Last year when we aired our documentary feature, “An ‘Occupational Hazard’: Rape in the Military,” the Department of Defense estimated that there were 19,000 sexual assaults committed on an annual basis.  A new report was released this spring indicating that rate has increased almost 40-percent to 26,000 incidents a year.  Some progress has been made (women are now allowed to apply for combat roles), but the key obstacle still exists.  The reporting procedure for sexual assault still remains in the chain of command, which creates a conflict of interest in prosecuting those crimes.  Senator Kirsten Gillibrand has introduced an amendment to change that reporting procedure, but there is still stiff opposition amongst military brass – even amongst some of Gillibrand’s fellow Democrats.

 Sen. Rand Paul, R-Ky., center, speaks to reporters during a news conference about a bill regarding military sexual assault cases on Capitol Hill in Washington, Tuesday, July 16, 2013. Also pictured left to right: Sen. Chuck Grassley, R-Iowa; Sen. Kirsten Gillibrand, D-N.Y.; Sen. Ted Cruz, R-Texas; Sen. Barbara Boxer, D-Calif. (AP/Charles Dharapak)

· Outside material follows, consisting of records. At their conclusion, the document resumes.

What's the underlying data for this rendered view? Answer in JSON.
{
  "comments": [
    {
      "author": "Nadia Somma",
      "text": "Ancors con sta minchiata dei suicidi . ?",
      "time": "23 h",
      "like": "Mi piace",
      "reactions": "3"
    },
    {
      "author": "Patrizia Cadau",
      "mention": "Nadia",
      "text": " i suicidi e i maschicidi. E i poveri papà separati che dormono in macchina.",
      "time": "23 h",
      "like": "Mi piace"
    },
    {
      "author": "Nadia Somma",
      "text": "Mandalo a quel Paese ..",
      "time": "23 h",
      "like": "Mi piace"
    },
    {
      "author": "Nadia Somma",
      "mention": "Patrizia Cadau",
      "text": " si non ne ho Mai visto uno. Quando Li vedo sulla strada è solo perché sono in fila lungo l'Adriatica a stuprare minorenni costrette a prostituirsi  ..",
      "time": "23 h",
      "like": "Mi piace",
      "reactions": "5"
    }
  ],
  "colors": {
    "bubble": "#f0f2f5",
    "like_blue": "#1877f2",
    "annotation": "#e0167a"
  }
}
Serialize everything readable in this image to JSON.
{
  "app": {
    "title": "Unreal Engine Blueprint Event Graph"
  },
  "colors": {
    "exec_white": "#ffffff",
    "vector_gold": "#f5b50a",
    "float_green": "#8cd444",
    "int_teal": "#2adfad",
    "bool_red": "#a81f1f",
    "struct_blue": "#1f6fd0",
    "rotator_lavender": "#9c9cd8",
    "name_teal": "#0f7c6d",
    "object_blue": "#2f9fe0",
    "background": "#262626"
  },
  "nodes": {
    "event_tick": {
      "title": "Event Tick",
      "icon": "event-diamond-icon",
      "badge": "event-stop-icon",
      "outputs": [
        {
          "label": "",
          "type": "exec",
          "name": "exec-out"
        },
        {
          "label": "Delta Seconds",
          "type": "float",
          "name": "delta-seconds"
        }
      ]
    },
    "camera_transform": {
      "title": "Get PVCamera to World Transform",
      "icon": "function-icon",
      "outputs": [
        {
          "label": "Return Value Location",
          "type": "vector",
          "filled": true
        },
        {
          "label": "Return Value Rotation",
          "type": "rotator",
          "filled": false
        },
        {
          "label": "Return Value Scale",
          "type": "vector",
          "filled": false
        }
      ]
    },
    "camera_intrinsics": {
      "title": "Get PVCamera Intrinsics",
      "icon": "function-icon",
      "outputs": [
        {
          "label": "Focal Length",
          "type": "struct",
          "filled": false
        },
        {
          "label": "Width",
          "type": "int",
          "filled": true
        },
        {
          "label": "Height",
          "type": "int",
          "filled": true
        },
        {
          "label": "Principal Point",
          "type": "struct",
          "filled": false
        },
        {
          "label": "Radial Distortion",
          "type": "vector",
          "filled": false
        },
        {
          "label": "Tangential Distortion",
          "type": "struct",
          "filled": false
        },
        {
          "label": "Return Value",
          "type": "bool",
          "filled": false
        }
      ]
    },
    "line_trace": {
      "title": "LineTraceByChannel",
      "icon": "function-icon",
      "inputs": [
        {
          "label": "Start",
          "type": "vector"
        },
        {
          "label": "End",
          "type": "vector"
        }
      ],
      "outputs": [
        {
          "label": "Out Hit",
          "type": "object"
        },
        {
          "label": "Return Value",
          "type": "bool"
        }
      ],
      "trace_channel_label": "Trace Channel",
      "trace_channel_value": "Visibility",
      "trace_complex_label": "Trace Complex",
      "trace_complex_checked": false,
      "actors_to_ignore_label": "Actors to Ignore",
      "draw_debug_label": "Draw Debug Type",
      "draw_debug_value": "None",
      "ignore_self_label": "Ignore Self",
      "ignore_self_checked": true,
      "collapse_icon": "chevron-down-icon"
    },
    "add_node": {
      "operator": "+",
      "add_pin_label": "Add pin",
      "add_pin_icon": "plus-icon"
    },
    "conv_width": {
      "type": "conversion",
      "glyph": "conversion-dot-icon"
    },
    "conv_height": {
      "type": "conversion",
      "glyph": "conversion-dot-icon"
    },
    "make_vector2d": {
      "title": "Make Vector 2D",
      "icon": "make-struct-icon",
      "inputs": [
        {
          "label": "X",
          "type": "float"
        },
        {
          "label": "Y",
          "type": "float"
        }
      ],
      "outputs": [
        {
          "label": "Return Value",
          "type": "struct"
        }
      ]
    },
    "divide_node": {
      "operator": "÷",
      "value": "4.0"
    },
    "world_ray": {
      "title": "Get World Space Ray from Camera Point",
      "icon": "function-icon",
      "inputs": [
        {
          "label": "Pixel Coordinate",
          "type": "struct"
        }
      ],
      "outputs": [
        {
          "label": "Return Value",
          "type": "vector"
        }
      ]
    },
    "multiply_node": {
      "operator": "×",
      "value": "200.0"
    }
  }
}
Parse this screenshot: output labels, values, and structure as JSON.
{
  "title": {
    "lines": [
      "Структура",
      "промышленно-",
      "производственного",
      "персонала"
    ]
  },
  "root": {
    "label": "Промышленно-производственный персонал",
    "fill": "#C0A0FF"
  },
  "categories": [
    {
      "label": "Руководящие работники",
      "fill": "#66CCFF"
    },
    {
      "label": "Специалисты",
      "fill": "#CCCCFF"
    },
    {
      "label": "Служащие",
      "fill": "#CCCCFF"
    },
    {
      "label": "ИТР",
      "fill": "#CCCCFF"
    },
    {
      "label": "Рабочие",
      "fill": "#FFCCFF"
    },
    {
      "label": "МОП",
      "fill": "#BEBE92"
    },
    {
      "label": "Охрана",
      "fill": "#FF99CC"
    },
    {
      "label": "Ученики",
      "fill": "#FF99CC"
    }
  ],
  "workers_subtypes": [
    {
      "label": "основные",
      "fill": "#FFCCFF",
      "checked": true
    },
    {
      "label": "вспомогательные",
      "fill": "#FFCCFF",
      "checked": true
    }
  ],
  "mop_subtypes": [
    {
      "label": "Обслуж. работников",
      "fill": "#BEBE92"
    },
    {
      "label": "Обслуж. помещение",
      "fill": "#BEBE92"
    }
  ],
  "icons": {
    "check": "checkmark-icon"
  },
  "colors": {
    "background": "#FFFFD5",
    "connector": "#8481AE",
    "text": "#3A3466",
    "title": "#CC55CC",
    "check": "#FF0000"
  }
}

Thursday’s show is an update to what’s happening, or not, related to military sexual trauma.

 

Paula Coughlin was a Lieutenant in the United States Navy who became a whistleblower in 1992, launching the investigation into what is known as the “Tailhook scandal.”  Now a board member for Protect Our Defenders, and angry that she’s still fighting this issue 22 years later.

 

In November 2012, Lt. Col James Wilkerson was convicted of aggravated sexual assault against a civilian contractor. He was dismissed from the Air Force and sentenced to one year in jail, but his commander overturned the conviction and freed the star pilot, reinstating him back into the Air Force.  Now Wilkerson has been reassigned to Davis-Monthan Air Force Base in Tucson, Arizona.  The victim’s brother, Dr. Stephen Hanks, lives in Tucson and he’ll discuss the ongoing humiliation for his family.

 

After the recent events related to sexual trauma in the military, Bob revisits Ariana and Ben Klay who were officers in the U.S. Marine Corps when Ariana was sexually assaulted in her home by two men, one a fellow Marine officer.  Ariana attempted suicide before both husband and wife resigned from the Marines due to a string of humiliating actions by the military in command.  Her attacker was one of the few prosecuted by court martial, but his conviction was lessened to “adultery.”  Ariana says what happened definitely was not consensual.  You can hear her and Ben describe their painful crime in our documentary which aired last July, “An ‘Occupational Hazard’: Rape in the Military.”